“In putting forward Australia’s candidacy the Turnbull government has publicly declared “a commitment to the aims and purposes of the Universal Declaration of Human Rights and the ongoing promotion and protection of human rights, both in Australia and around the world.” Moreover, in the Government’s own words our candidacy embodies a “willingness to speak out against human rights violations and abuses.”
Mr Coyne continued, “If Australia wishes to authentically pursue its claim for a seat on the Council from 2018-2020, then it must in actions as well as words live up to these claims.”.
“When three of the most powerful politicians in Australia do little more than gush or shoulder-shrug over some of the most appalling attacks on human rights by a western democratically-elected leader in recent history, then we have every right to feel ashamed of our own elected officials,” Mr Coyne said.
“Once a champion of human rights, and a signatory to both the original United Nations Declaration of Human Rights in 1948 and the 1951 International Refugee Convention, Australia has sunk to a new nadir by endorsing Trump’s immigration bans,” he said.
“Australia has a moral and legal obligation to ensure rogue governments cannot unilaterally overrun the rule of law and ignore their international legal obligations.
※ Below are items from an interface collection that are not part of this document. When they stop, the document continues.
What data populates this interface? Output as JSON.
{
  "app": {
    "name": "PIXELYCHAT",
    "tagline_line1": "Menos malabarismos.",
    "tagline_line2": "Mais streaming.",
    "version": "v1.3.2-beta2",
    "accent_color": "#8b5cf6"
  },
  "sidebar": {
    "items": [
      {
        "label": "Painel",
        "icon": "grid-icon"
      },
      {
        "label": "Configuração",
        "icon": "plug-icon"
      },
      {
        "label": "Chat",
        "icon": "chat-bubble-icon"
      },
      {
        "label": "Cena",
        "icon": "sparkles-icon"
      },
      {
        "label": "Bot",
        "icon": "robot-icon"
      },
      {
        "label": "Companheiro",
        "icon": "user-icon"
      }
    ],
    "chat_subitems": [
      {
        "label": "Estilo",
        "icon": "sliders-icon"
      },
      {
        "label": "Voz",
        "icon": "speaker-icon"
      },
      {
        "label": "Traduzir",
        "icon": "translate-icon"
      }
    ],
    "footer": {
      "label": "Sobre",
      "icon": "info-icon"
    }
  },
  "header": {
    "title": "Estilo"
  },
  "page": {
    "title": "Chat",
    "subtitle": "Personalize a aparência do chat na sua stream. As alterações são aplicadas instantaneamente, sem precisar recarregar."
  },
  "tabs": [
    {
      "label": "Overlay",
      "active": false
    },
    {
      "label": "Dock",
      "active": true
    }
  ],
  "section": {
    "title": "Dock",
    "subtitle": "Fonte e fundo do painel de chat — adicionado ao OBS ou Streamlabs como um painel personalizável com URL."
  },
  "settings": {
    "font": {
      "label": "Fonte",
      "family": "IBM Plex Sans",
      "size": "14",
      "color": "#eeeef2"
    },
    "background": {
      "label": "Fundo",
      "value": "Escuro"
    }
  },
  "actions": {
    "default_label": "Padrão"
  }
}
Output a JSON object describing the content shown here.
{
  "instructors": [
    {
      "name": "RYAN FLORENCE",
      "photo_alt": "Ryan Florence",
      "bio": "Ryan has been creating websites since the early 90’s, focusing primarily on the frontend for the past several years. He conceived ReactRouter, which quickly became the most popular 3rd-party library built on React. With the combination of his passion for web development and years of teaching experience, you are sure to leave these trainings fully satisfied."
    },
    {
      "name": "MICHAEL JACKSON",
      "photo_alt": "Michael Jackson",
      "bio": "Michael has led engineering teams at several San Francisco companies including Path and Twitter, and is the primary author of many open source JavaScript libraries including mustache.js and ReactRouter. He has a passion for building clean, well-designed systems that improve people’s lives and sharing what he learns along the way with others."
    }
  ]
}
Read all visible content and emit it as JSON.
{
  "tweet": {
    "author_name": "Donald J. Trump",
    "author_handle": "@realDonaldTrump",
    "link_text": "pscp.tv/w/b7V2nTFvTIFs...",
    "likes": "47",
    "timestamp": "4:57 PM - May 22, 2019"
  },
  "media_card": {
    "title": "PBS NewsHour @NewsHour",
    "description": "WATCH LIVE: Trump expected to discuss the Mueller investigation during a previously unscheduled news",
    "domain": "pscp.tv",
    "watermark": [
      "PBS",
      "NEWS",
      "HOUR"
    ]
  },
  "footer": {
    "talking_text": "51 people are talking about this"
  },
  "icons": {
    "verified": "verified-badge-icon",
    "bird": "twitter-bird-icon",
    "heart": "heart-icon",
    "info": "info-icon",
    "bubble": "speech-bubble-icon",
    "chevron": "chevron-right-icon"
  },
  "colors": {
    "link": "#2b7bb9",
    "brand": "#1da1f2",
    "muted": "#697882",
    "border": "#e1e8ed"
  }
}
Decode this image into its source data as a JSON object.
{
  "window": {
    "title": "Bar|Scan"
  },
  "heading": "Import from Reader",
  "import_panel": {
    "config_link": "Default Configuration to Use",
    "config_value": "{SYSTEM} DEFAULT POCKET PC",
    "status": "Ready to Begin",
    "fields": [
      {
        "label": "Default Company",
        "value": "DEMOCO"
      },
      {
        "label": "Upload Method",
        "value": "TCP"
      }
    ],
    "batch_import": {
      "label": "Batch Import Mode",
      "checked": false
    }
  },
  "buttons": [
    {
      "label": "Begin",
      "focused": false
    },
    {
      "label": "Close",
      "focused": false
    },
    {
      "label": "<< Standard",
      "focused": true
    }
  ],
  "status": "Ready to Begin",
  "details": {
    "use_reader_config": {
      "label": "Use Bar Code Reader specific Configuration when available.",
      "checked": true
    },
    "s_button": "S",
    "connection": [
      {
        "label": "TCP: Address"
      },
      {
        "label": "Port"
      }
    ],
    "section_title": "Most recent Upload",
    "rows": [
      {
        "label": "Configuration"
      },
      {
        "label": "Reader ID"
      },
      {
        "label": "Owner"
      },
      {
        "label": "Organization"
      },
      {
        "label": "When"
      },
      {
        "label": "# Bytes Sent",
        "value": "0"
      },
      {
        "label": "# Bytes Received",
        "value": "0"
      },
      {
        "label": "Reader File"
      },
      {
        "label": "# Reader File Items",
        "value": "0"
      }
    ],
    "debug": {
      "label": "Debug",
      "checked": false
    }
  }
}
No politician, most especially the Prime Minister, can say that it’s “not his job” to comment or act when the human rights of others are being abused. It is his job and it’s also about upholding the law.
“Even the former US Ambassador to Australia, Jeffrey Bleich, has warned that the ‘hottest places in hell’ are reserved for those who ‘maintain neutrality’ in times of ‘great moral crisis’”.
“We have a duty to champion the rights of the oppressed and the vulnerable, to be the voice of the voiceless. Mr Turnbull, Ms Bishop and Mr Morrison share that duty,” My Coyne said.
To arrange an interview with Benedict Coyne, please contact Matt Mitchell on 0431 980 365 or firstname.lastname@example.org